MAKING AN IMPRESSION
Author: Liese Sherwood-Fabre, award-winning writer
In The Sign of the Four, Sherlock Holmes mentions his monograph on the use of plaster of paris to preserve footprint impressions. The gypsum compound, however, has many uses, some of which are mentioned in the Canon: for casting molds - such as busts of Napoleon - and plastering walls. Perhaps the most common reference to plaster in the cases involved none of the compound at all.
Plaster of paris is calcium sulfate that, when heated and ground to a fine powder, will set up again when water is added. This represents only one of three types of plaster but is the most common. The others are lime plaster, using calcium hydroxide and sand; and cement plaster, combining plaster, sand, Portland cement, and water. (1) If glue is added to the plaster, it creates a surface called gesso that can be used in tempera or oil painting. (2)

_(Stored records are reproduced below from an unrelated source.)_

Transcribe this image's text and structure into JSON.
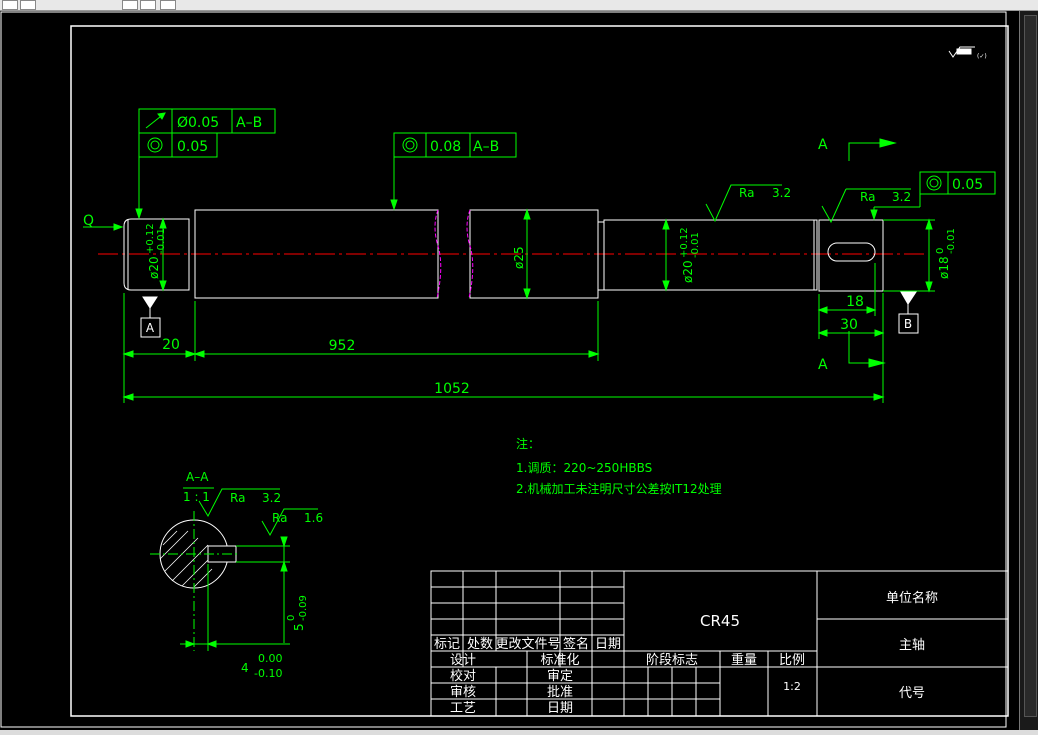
{
  "fcf": {
    "runout_value": "Ø0.05",
    "runout_datum": "A–B",
    "conc_left_value": "0.05",
    "conc_mid_value": "0.08",
    "conc_mid_datum": "A–B",
    "conc_right_value": "0.05"
  },
  "labels": {
    "datum_a": "A",
    "datum_b": "B",
    "section_a_top": "A",
    "section_a_bottom": "A",
    "leader_q": "Q",
    "ra_left": "Ra",
    "ra_left_val": "3.2",
    "ra_right": "Ra",
    "ra_right_val": "3.2"
  },
  "dims": {
    "d20_left": "ø20",
    "d20_left_upper": "+0.12",
    "d20_left_lower": "-0.01",
    "d25": "ø25",
    "d20_right": "ø20",
    "d20_right_upper": "+0.12",
    "d20_right_lower": "-0.01",
    "d18": "ø18",
    "d18_upper": "0",
    "d18_lower": "-0.01",
    "len_20": "20",
    "len_952": "952",
    "len_1052": "1052",
    "len_18": "18",
    "len_30": "30"
  },
  "section": {
    "title": "A–A",
    "scale": "1 : 1",
    "ra1": "Ra",
    "ra1_val": "3.2",
    "ra2": "Ra",
    "ra2_val": "1.6",
    "depth": "5",
    "depth_upper": "0",
    "depth_lower": "-0.09",
    "width": "4",
    "width_upper": "0.00",
    "width_lower": "-0.10"
  },
  "notes": {
    "title": "注：",
    "line1": "1.调质：220~250HBBS",
    "line2": "2.机械加工未注明尺寸公差按IT12处理"
  },
  "title_block": {
    "material": "CR45",
    "company": "单位名称",
    "part_name": "主轴",
    "code": "代号",
    "scale_value": "1:2",
    "h_mark": "标记",
    "h_count": "处数",
    "h_change": "更改文件号",
    "h_sign": "签名",
    "h_date": "日期",
    "r_design": "设计",
    "r_standard": "标准化",
    "r_check": "校对",
    "r_audit": "审定",
    "r_review": "审核",
    "r_approve": "批准",
    "r_process": "工艺",
    "r_date": "日期",
    "stage": "阶段标志",
    "weight": "重量",
    "scale": "比例"
  },
  "colors": {
    "outline": "#ffffff",
    "dimension": "#00ff00",
    "centerline": "#ff0000",
    "break": "#ff00ff",
    "background": "#000000"
  }
}
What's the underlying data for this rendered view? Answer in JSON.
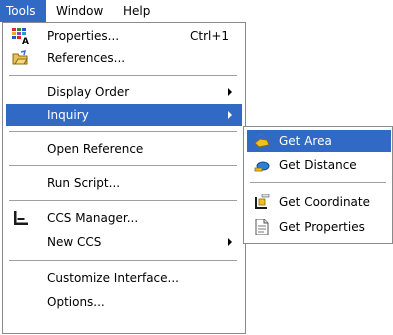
{
  "menubar": {
    "items": [
      {
        "label": "Tools",
        "active": true
      },
      {
        "label": "Window",
        "active": false
      },
      {
        "label": "Help",
        "active": false
      }
    ]
  },
  "tools_menu": {
    "properties": {
      "label": "Properties...",
      "shortcut": "Ctrl+1",
      "icon": "properties-icon"
    },
    "references": {
      "label": "References...",
      "icon": "references-icon"
    },
    "display_order": {
      "label": "Display Order"
    },
    "inquiry": {
      "label": "Inquiry"
    },
    "open_reference": {
      "label": "Open Reference"
    },
    "run_script": {
      "label": "Run Script..."
    },
    "ccs_manager": {
      "label": "CCS Manager...",
      "icon": "ccs-manager-icon"
    },
    "new_ccs": {
      "label": "New CCS"
    },
    "customize_interface": {
      "label": "Customize Interface..."
    },
    "options": {
      "label": "Options..."
    }
  },
  "inquiry_submenu": {
    "get_area": {
      "label": "Get Area",
      "icon": "get-area-icon"
    },
    "get_distance": {
      "label": "Get Distance",
      "icon": "get-distance-icon"
    },
    "get_coordinate": {
      "label": "Get Coordinate",
      "icon": "get-coordinate-icon"
    },
    "get_properties": {
      "label": "Get Properties",
      "icon": "get-properties-icon"
    }
  },
  "colors": {
    "highlight": "#316ac5",
    "highlight_text": "#ffffff",
    "menu_background": "#ffffff",
    "border": "#8a8a8a"
  }
}
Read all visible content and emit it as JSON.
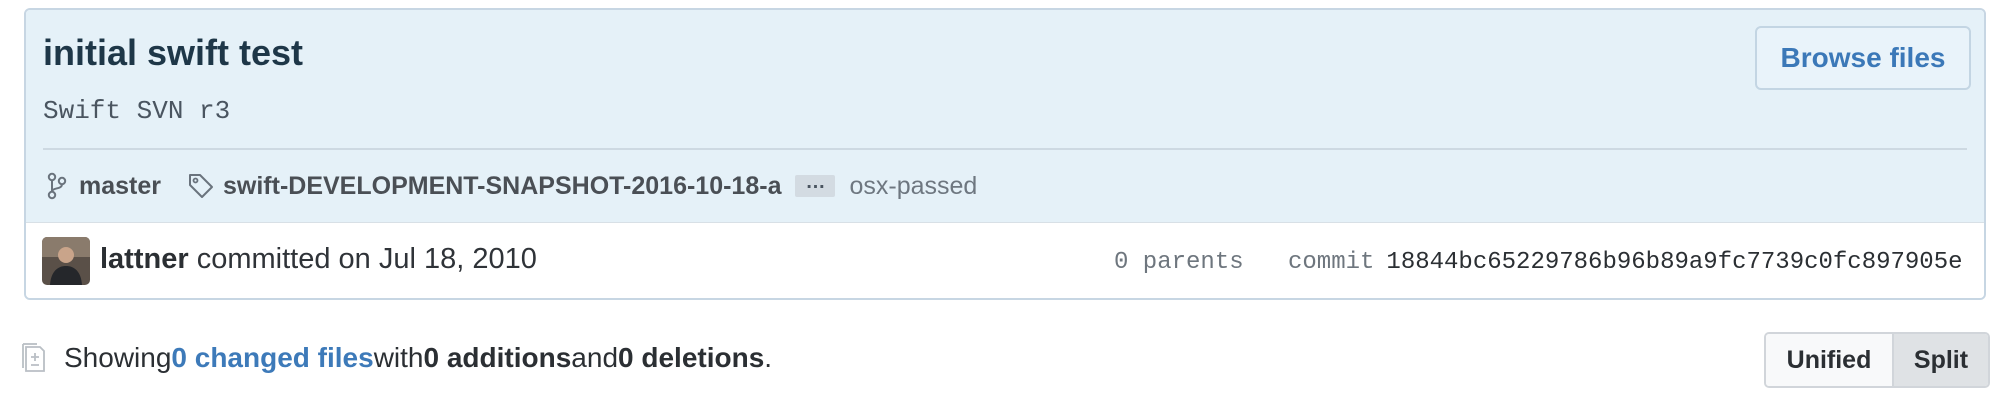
{
  "commit": {
    "title": "initial swift test",
    "description": "Swift SVN r3",
    "browse_label": "Browse files",
    "branch": "master",
    "tag": "swift-DEVELOPMENT-SNAPSHOT-2016-10-18-a",
    "more_refs_label": "…",
    "extra_ref": "osx-passed",
    "author": "lattner",
    "committed_text": "committed on Jul 18, 2010",
    "parents_text": "0 parents",
    "sha_label": "commit",
    "sha": "18844bc65229786b96b89a9fc7739c0fc897905e"
  },
  "toc": {
    "showing": "Showing ",
    "changed_files": "0 changed files",
    "with": " with ",
    "additions": "0 additions",
    "and": " and ",
    "deletions": "0 deletions",
    "period": "."
  },
  "diff_view": {
    "options": [
      "Unified",
      "Split"
    ],
    "selected": "Split"
  },
  "icons": {
    "branch": "git-branch-icon",
    "tag": "tag-icon",
    "file_diff": "file-diff-icon"
  },
  "colors": {
    "header_bg": "#e5f1f8",
    "link": "#3d7ab9",
    "title": "#1e3748"
  }
}
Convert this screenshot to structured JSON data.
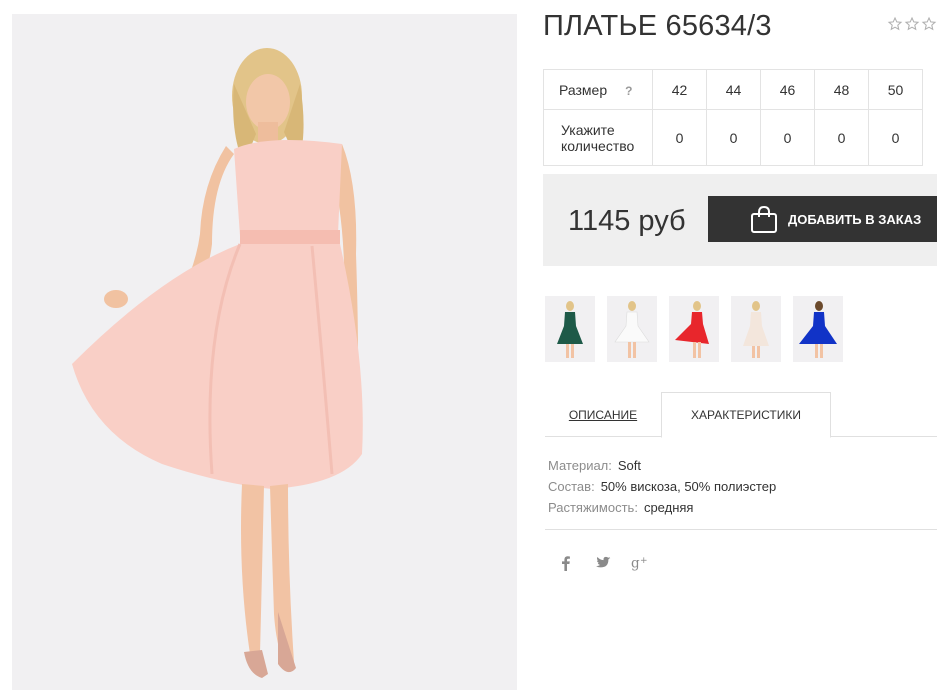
{
  "product": {
    "title": "ПЛАТЬЕ 65634/3",
    "rating_icon": "star-outline-icon",
    "rating_stars": 0,
    "rating_max": 3
  },
  "sizes": {
    "size_label": "Размер",
    "help_label": "?",
    "quantity_label_line1": "Укажите",
    "quantity_label_line2": "количество",
    "items": [
      {
        "size": "42",
        "qty": "0"
      },
      {
        "size": "44",
        "qty": "0"
      },
      {
        "size": "46",
        "qty": "0"
      },
      {
        "size": "48",
        "qty": "0"
      },
      {
        "size": "50",
        "qty": "0"
      }
    ]
  },
  "purchase": {
    "price": "1145 руб",
    "add_button_label": "ДОБАВИТЬ В ЗАКАЗ",
    "button_icon": "shopping-bag-icon"
  },
  "color_variants": [
    {
      "name": "green",
      "color": "#1e5a48"
    },
    {
      "name": "white",
      "color": "#f4f4f4"
    },
    {
      "name": "red",
      "color": "#e8262c"
    },
    {
      "name": "cream",
      "color": "#f3e6dc"
    },
    {
      "name": "blue",
      "color": "#1133c7"
    }
  ],
  "tabs": [
    {
      "label": "ОПИСАНИЕ",
      "active": false
    },
    {
      "label": "ХАРАКТЕРИСТИКИ",
      "active": true
    }
  ],
  "characteristics": [
    {
      "key": "Материал:",
      "value": "Soft"
    },
    {
      "key": "Состав:",
      "value": "50% вискоза, 50% полиэстер"
    },
    {
      "key": "Растяжимость:",
      "value": "средняя"
    }
  ],
  "social": [
    {
      "name": "facebook-icon"
    },
    {
      "name": "twitter-icon"
    },
    {
      "name": "google-plus-icon"
    }
  ],
  "colors": {
    "dress_main": "#f9cfc6",
    "button_bg": "#333333",
    "price_box_bg": "#efefef"
  }
}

Plaster of paris has long been used in construction—from finishing interiors to flourishes on columns or cornices. (3) Until the 1930s, most homes involved lath-and-plaster walls and ceilings (as mentioned in two cases in the Canon). Strips of one-inch-wide wood were nailed onto studs and then covered with about three coats of plaster. The practice declined after drywall became popular. (4)
These white walls gave the name to the compound in the thirteenth century. According to several accounts, King Henry III coined the name after visiting Paris in 1254 and importing the process to England. (5) By the 18th century, most of the gypsum was mined in Montmartre, outside Paris, (6) but other deposits were found in East Sussex in England in 1873. (7)
Plaster of paris has the specific property of not shrinking or cracking when casting molds—such as statues of Napoleon. Because of this feature, not only has it been used for decorative trim, but also for hand and foot castings. While casting babies’ feet has been a common practice since ancient Egypt, (8) it wasn’t until 1786 that a plaster cast of a footprint was used to solve a crime. A local constable noticed a boot print near the home of a murdered girl. He used a cast of the print to identify the culprit by comparing it with the boots of those who attended her funeral. (9)
A shoe or footprint is a “plastic” print when it is left in mud, snow, or other substance retaining a three-dimensional track. Such prints can be traced to a particular individual because of several traits unique to each person. At its most basic, the print provides the size and make of a particular shoe, narrowing the number of possible suspects and eliminating others. This preliminary characteristic is important enough for the FBI to maintain a database of sole patterns. To link a shoe print to a particular individual, the wear pattern is used. Each person has his/her own manner of walking (more weight on the heel, more on the ball, etc.) and wears out shoe soles differently. In addition, cuts or nicks on the sole will leave marks in the print. An investigator can compare the plaster cast to a suspect’s shoe to determine if they match or not. (10)
Plaster is also mentioned in A Study in Scarlet, The Valley of Fear, “The Man with the Twisted Lip,” and “The Adventure of the Greek Interpreter” in reference to a very different item. Plasters are also medicinal compounds applied to the skin (for example “mustard plaster”). (11) In 1880, a pharmacist spread a rubber-like substance over gauze to cover the skin and hold a salve in place and termed it “Guttaplaste.” (12) Sticking plaster soon entered the market and appears in the Canon as an adhesive tape used to cover cuts, as well as to disfigure Neville St. Clair’s and Paul Kratides’ face and cover Kratides’ mouth to keep him from talking.
Whether distorting a person’s features or forming a cast of Napoleon or a suspect’s footprint, plaster has quite an “impressive” history.
Liese Sherwood-Fabre is proud to share the cover of case four in “The Early Case Files of Sherlock Holmes.” “The Adventure of the Purloined Portrait” will be available shortly for pre-order and will be released in 2022. You can learn more about this series and other books at www.liesesherwoodfabre.com. Signing up for her newsletter will ensure you keep up with all the latest news about her books and appearances.
10) D.P. Lyle Forensics for Dummies. Hoboken, NJ: John Wiley and Sons, Inc., 2019.
Thank you very much for this article Liese Sherwood-Fabre.
Articles by Liese Sherwood-Fabre